During our shoot, I asked him to give me a screaming attitude, and used smoke to make it edgier. You have choices to be more like portraiture, still photography, looking at the camera or sitting, but the screaming shot was perfect. Therefore, the title, The Total Blackout Tour, came after the image—so it was a total creative collaboration.
How do you make your finances work as a full time photographer?
Most people believe that a photographer is making good money no matter what, but it’s not true. When it comes to editorial projects, magazines don’t pay much unless you’re on staff. The New York Times, The New Yorker, and Esquire cover your expenses and day rate, which is around $500, but by the time you’re done editing and retouching images, and deduct your taxes, you’re not left with much.
There’s a level of prestige shooting for these publications, so when I was starting out, it was great. However, when I’m commissioned for campaigns from creative agencies, organizations, and celebrity projects like Chris Rock’s tour, these provide for me well beyond any editorial job. I own the copyrights for my image for multiple years, and it can be renewed. I receive royalties for any marketing and promotional use of the image whether it’s used online, on a poster, T-shirt or mug. And, when images I’ve shot are part of a global campaign or worldwide tour—this helps my work reach a wider, international audience. This meaningful work also helps fund my personal projects.
Finally, you’ve launched your personal project, Women of New York. What’s the inspiration behind this?
For the past eight years, I’ve been shooting women and girls, so the idea is to create visibility through classic portraiture. One day, I woke up after the We the People campaign, and felt like, “Damn, I’m lazy—I didn’t shoot enough women.” To develop structure, I realized I need to create a book, so I’ll shoot 200 women in New York, and cut it down to 111, because I love that number, and it symbolizes oneness.
For the first time, I’m blind casting for this project. I feel like if I select women, then I’m discriminating against other women who want to participate. I’m not going to do that. So, my assistant handles the model calls I post on Instagram, and 30 women might reply, and because they’ve expressed interest, they are part of this project.

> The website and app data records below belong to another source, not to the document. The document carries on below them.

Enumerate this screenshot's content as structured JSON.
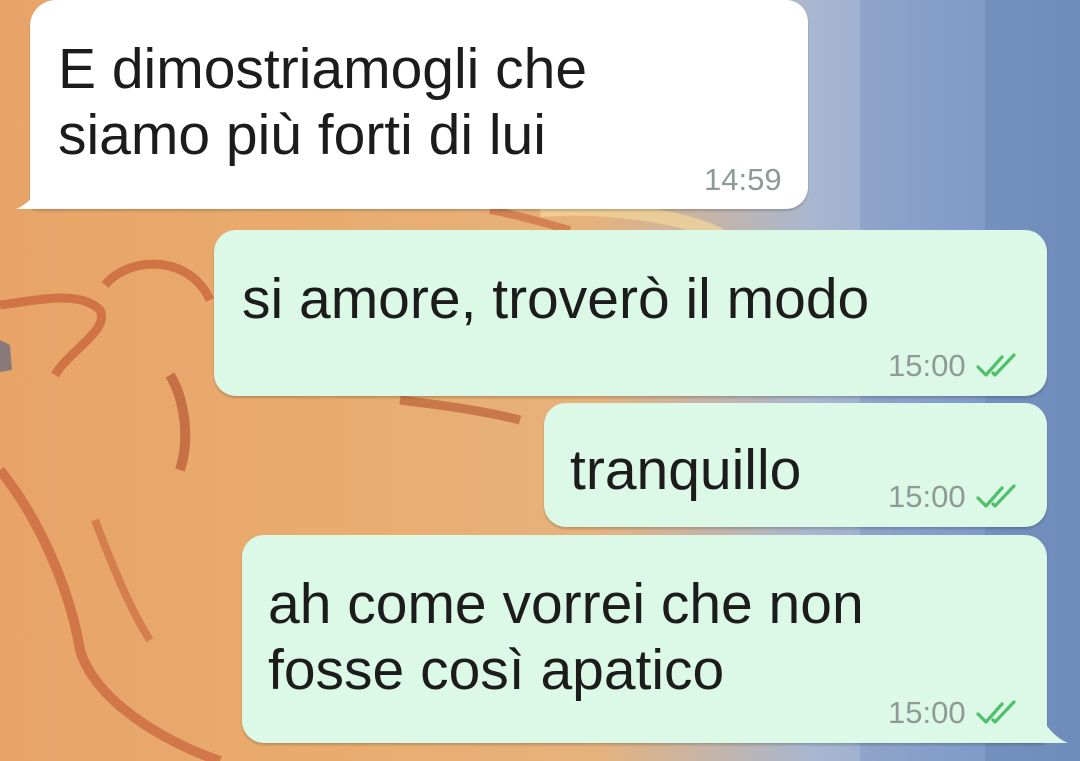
{
  "chat": {
    "messages": [
      {
        "direction": "incoming",
        "text": "E dimostriamogli che\nsiamo più forti di lui",
        "time": "14:59"
      },
      {
        "direction": "outgoing",
        "text": "si amore, troverò il modo",
        "time": "15:00",
        "status_icon": "double-check-icon"
      },
      {
        "direction": "outgoing",
        "text": "tranquillo",
        "time": "15:00",
        "status_icon": "double-check-icon"
      },
      {
        "direction": "outgoing",
        "text": "ah come vorrei che non\nfosse così apatico",
        "time": "15:00",
        "status_icon": "double-check-icon"
      }
    ]
  },
  "colors": {
    "incoming_bubble": "#ffffff",
    "outgoing_bubble": "#dcf8e6",
    "read_check": "#4fc06a",
    "time_text": "#8f9a97"
  }
}
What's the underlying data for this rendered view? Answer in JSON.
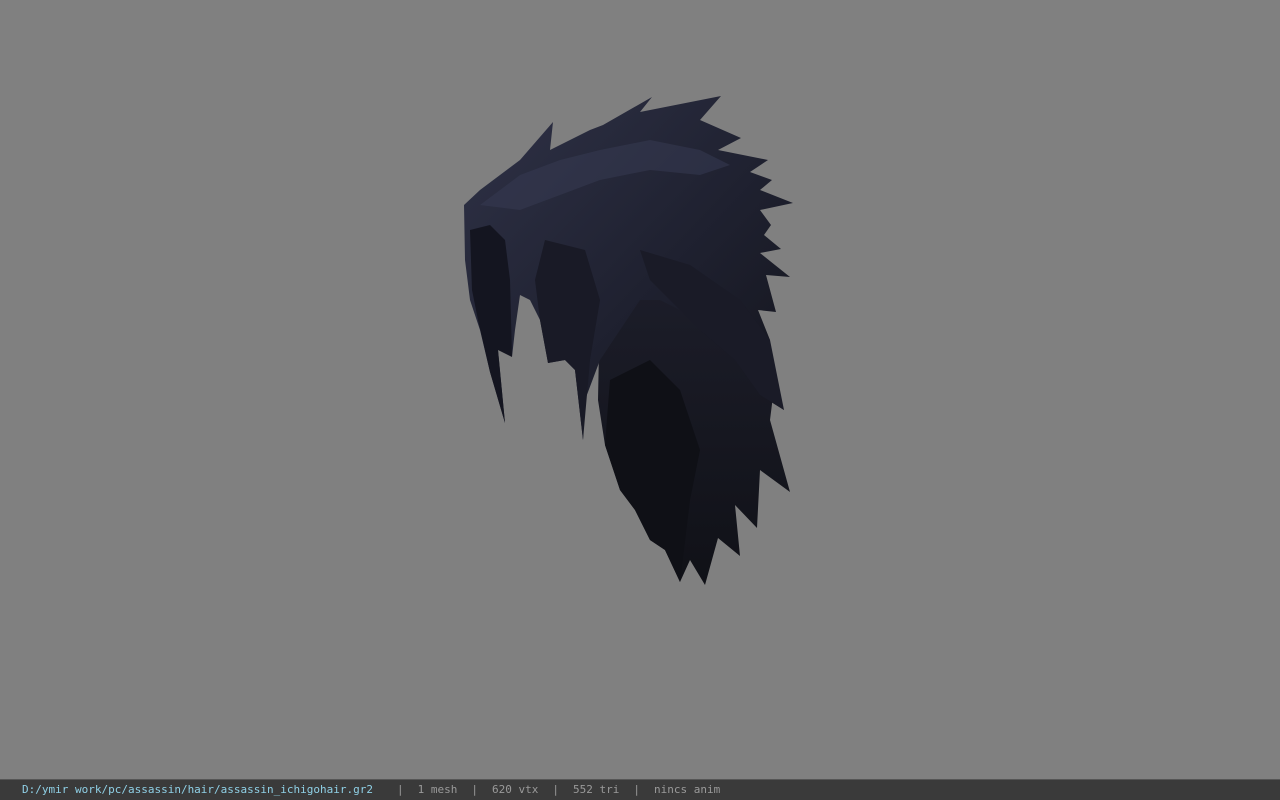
{
  "viewport": {
    "background": "#808080",
    "model_colors": {
      "dark": "#15161d",
      "mid": "#232533",
      "light": "#30334a"
    }
  },
  "status_bar": {
    "file_path": "D:/ymir work/pc/assassin/hair/assassin_ichigohair.gr2",
    "separator": "|",
    "mesh_count": "1 mesh",
    "vertex_count": "620 vtx",
    "triangle_count": "552 tri",
    "anim_status": "nincs anim"
  }
}
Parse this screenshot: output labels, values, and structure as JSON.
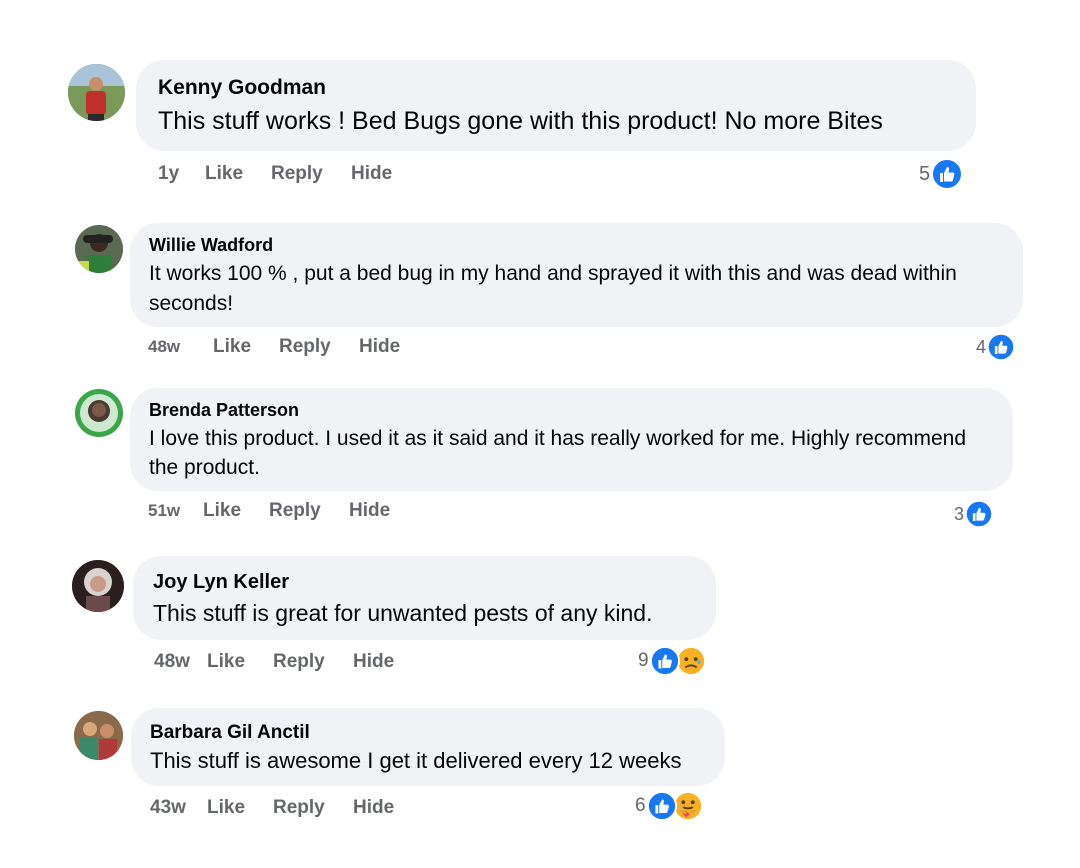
{
  "comments": [
    {
      "name": "Kenny Goodman",
      "text": "This stuff works ! Bed Bugs gone with this product! No more Bites",
      "time": "1y",
      "like_label": "Like",
      "reply_label": "Reply",
      "hide_label": "Hide",
      "reaction_count": "5",
      "reactions": [
        "like-icon"
      ]
    },
    {
      "name": "Willie Wadford",
      "text": "It works 100 % , put a bed bug in my hand and sprayed it with this and was dead within seconds!",
      "time": "48w",
      "like_label": "Like",
      "reply_label": "Reply",
      "hide_label": "Hide",
      "reaction_count": "4",
      "reactions": [
        "like-icon"
      ]
    },
    {
      "name": "Brenda Patterson",
      "text": "I love this product. I used it as it said and it has really worked for me. Highly recommend the product.",
      "time": "51w",
      "like_label": "Like",
      "reply_label": "Reply",
      "hide_label": "Hide",
      "reaction_count": "3",
      "reactions": [
        "like-icon"
      ]
    },
    {
      "name": "Joy Lyn Keller",
      "text": "This stuff is great for unwanted pests of any kind.",
      "time": "48w",
      "like_label": "Like",
      "reply_label": "Reply",
      "hide_label": "Hide",
      "reaction_count": "9",
      "reactions": [
        "like-icon",
        "sad-face-icon"
      ]
    },
    {
      "name": "Barbara Gil Anctil",
      "text": "This stuff is awesome I get it delivered every 12 weeks",
      "time": "43w",
      "like_label": "Like",
      "reply_label": "Reply",
      "hide_label": "Hide",
      "reaction_count": "6",
      "reactions": [
        "like-icon",
        "care-hug-icon"
      ]
    }
  ],
  "colors": {
    "bubble": "#f0f2f5",
    "action_text": "#65676b",
    "like_blue": "#1877f2",
    "emoji_yellow": "#f7b125"
  }
}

I want to give each woman who has felt defeated, unprotected, ignored or degraded, a new light to shine on her brilliance and beauty. And, for the women who have always felt empowered, despite society dismissing her in the workplace, educational institutions, media outlets, and even in her home, I want Women of New York to illuminate her strength in ways she may never have imagined.